Using the data below, copy every line that contains the word "JSON".

> **Records drawn from a dataset**
= = = = =
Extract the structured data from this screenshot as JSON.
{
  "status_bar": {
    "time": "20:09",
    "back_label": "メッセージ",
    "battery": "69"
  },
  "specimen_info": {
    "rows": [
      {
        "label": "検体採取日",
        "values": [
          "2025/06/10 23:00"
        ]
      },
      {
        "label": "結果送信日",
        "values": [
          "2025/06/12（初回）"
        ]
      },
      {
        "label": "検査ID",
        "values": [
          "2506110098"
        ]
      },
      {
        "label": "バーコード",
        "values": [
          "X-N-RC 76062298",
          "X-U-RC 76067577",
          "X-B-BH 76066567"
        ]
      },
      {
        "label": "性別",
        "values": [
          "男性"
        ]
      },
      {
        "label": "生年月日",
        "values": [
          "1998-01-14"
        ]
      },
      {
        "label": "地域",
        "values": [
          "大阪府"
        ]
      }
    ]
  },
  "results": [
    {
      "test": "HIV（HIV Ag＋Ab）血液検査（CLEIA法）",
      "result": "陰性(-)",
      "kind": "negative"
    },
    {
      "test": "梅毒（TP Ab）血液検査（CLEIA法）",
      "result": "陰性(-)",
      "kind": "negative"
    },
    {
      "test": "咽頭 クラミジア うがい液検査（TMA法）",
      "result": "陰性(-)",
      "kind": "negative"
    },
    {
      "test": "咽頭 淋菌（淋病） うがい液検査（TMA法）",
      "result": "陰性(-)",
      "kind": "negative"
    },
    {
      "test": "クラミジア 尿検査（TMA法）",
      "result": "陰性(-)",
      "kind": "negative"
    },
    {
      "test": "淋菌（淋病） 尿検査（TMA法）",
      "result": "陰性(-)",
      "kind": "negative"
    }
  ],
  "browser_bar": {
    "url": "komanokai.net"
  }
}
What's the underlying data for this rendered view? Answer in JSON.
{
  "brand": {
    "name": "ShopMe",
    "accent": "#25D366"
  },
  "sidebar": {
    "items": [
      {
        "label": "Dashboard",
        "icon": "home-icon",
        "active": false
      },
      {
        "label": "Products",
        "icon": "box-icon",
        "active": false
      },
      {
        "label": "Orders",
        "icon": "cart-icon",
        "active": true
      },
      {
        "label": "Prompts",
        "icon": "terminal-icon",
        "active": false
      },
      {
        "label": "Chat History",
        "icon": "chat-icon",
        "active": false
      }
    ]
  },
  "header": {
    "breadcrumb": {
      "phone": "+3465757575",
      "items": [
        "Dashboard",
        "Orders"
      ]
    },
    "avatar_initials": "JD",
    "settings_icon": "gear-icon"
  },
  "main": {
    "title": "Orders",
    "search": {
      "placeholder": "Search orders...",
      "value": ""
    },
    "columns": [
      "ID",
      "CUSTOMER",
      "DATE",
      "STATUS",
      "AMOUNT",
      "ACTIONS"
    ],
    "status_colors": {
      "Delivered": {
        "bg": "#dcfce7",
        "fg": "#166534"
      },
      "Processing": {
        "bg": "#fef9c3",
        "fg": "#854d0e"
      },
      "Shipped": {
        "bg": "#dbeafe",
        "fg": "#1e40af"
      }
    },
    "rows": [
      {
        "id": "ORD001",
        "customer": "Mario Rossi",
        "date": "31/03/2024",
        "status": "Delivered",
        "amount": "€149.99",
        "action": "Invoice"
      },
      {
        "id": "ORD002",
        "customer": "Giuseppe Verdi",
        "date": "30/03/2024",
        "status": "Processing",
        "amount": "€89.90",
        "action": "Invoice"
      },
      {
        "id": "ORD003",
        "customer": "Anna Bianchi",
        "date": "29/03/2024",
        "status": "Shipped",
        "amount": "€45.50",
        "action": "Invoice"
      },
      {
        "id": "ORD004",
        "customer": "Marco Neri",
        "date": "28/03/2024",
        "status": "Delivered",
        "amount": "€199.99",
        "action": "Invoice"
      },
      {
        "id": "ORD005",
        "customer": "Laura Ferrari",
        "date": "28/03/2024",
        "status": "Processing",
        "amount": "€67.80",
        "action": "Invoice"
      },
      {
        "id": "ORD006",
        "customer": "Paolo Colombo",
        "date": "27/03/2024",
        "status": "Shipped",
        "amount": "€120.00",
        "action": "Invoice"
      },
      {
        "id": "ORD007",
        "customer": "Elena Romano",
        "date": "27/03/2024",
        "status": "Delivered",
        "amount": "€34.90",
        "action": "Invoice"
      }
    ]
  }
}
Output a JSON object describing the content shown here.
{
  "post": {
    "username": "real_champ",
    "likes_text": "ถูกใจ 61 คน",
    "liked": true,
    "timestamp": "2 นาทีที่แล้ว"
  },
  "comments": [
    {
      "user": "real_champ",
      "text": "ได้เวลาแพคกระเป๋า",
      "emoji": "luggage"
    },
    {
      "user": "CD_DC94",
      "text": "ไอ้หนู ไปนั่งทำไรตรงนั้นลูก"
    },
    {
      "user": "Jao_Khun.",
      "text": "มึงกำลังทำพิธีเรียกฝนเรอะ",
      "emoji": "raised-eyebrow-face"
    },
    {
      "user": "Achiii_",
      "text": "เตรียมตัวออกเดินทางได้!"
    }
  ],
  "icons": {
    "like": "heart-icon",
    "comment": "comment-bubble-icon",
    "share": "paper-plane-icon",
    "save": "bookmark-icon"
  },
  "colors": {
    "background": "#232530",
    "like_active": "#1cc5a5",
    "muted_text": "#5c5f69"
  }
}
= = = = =
> **Task result**
Extract the structured data from this screenshot as JSON.
What's the underlying data for this rendered view? Answer in JSON.
Output a JSON object describing the content shown here.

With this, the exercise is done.